They don't call it the Treasure Coast for nothing.
Jonah Martinez, a 43-year-old treasure hunter from Port St. Lucie, was scanning the sand with his metal detector at Turtle Trail beach access Friday night when his device picked up a signal.
Beneath him, over three centuries of history were buried in the sand:
Martinez pulled 22 Spanish silver coins from the surf, each dating back to a shipwreck 305 years ago, he said.
Twelve Spanish galleons laden with treasures from the New World were bound for Spain July 31, 1715, but 11 were lost during a hurricane off the coast of Florida. Most of the treasure still lies beneath the ocean.

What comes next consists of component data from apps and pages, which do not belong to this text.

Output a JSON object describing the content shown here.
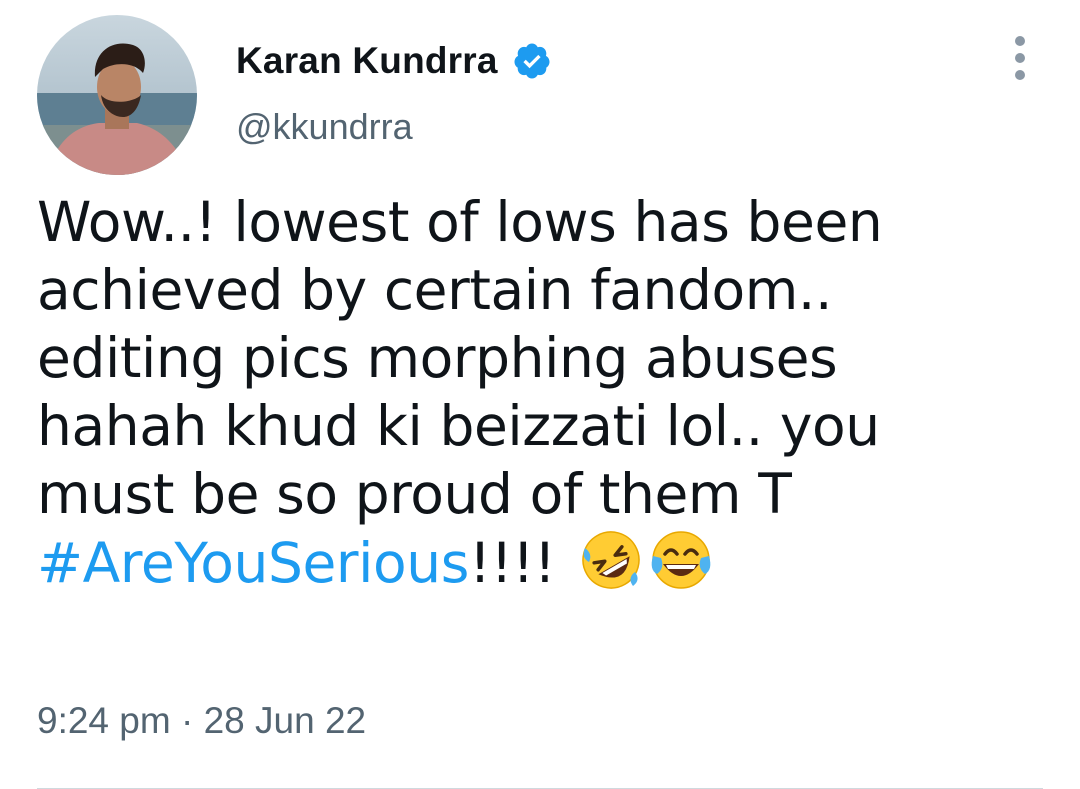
{
  "user": {
    "display_name": "Karan Kundrra",
    "handle": "@kkundrra",
    "verified": true,
    "avatar_icon": "profile-photo"
  },
  "tweet": {
    "lines": [
      "Wow..! lowest of lows has been",
      "achieved by certain fandom..",
      "editing pics morphing abuses",
      "hahah khud ki beizzati lol.. you",
      "must be so proud of them T"
    ],
    "hashtag": "#AreYouSerious",
    "trailing_text": "!!!!",
    "emojis": [
      "rolling-on-the-floor-laughing-emoji",
      "face-with-tears-of-joy-emoji"
    ]
  },
  "meta": {
    "time": "9:24 pm",
    "separator": " · ",
    "date": "28 Jun 22"
  },
  "colors": {
    "text": "#0f1419",
    "secondary": "#536471",
    "link": "#1d9bf0",
    "verified_badge": "#1d9bf0",
    "divider": "#cfd9de"
  },
  "icons": {
    "verified": "verified-badge-icon",
    "more": "more-options-icon"
  }
}
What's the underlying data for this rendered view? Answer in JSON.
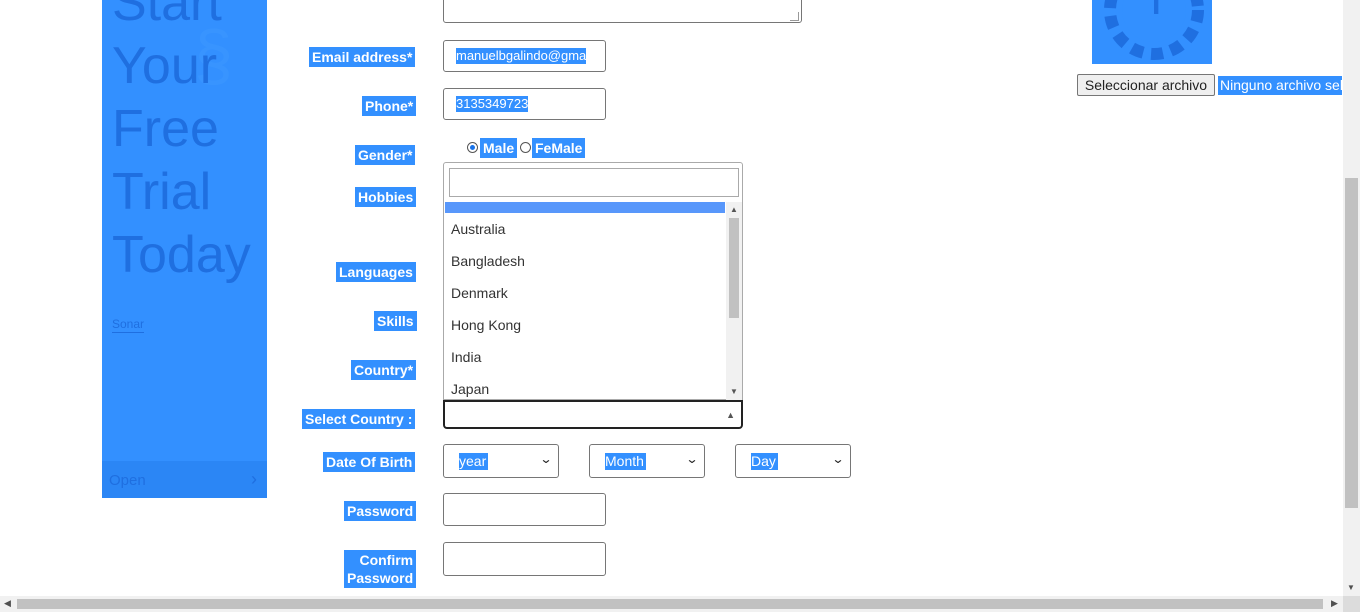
{
  "ad": {
    "headline_lines": [
      "Start",
      "Your",
      "Free",
      "Trial",
      "Today"
    ],
    "link_text": "Sonar",
    "open_label": "Open"
  },
  "form": {
    "email_label": "Email address*",
    "email_value": "manuelbgalindo@gma",
    "phone_label": "Phone*",
    "phone_value": "3135349723",
    "gender_label": "Gender*",
    "gender_options": [
      "Male",
      "FeMale"
    ],
    "gender_selected": "Male",
    "hobbies_label": "Hobbies",
    "languages_label": "Languages",
    "skills_label": "Skills",
    "country_label": "Country*",
    "select_country_label": "Select Country :",
    "country_search_value": "",
    "country_options": [
      "Australia",
      "Bangladesh",
      "Denmark",
      "Hong Kong",
      "India",
      "Japan"
    ],
    "dob_label": "Date Of Birth",
    "dob_year": "year",
    "dob_month": "Month",
    "dob_day": "Day",
    "password_label": "Password",
    "confirm_password_label_lines": [
      "Confirm",
      "Password"
    ]
  },
  "upload": {
    "button_label": "Seleccionar archivo",
    "status_text": "Ninguno archivo seleccionado"
  },
  "colors": {
    "selection_highlight": "#3390ff",
    "option_highlight": "#5897fb"
  }
}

"Not everyone knows why it's called the Treasure Coast," he said. "This is why."
Martinez, who has hunted treasure along Florida's coastlines for 24 years, estimates the total haul to be worth around $7,000, he said. One coin alone could be worth upwards of $2,000.
But while this isn't his biggest or most successful find (Martinez once found $6.5 million worth of gold coins), the thrill is still there, he said.
"I know how to read the beach, and I'm always trying to increase my odds of finding something," Martinez said.
According to Florida law, recovery permits are required for individuals who want to explore or recover artifacts on state-owned lands underwater, but not on a public beach.
Martinez said he has no intent to sell the coins.
In July 2017, Martinez and his team found only a few artifacts from the 1715 wreck in what the crew considered a slow summer for treasure hunting.
“It has been one of the worst summers weather-wise that we’ve ever experienced,” Martinez told TCPalm in 2017. “But we’re getting through it day by day, and we’re working in an area where we found items before so we’re optimistic.”
But that was then, and this is now.
Martinez said he has no plans to polish the 22 new coins in his collection and will put them in a safe spot next to some of his other historic finds just as he found them.
"It's a passion," Martinez said. "It's the thrill of the hunt that I love."
Max Chesnes is a TCPalm breaking news reporter for Indian River County. You can keep up with Max on Twitter @MaxChesnes and give him a call at 772-978-2224.
This story originally published to tcpalm.com, and was shared to other Florida newspapers in the new Gannett Media network.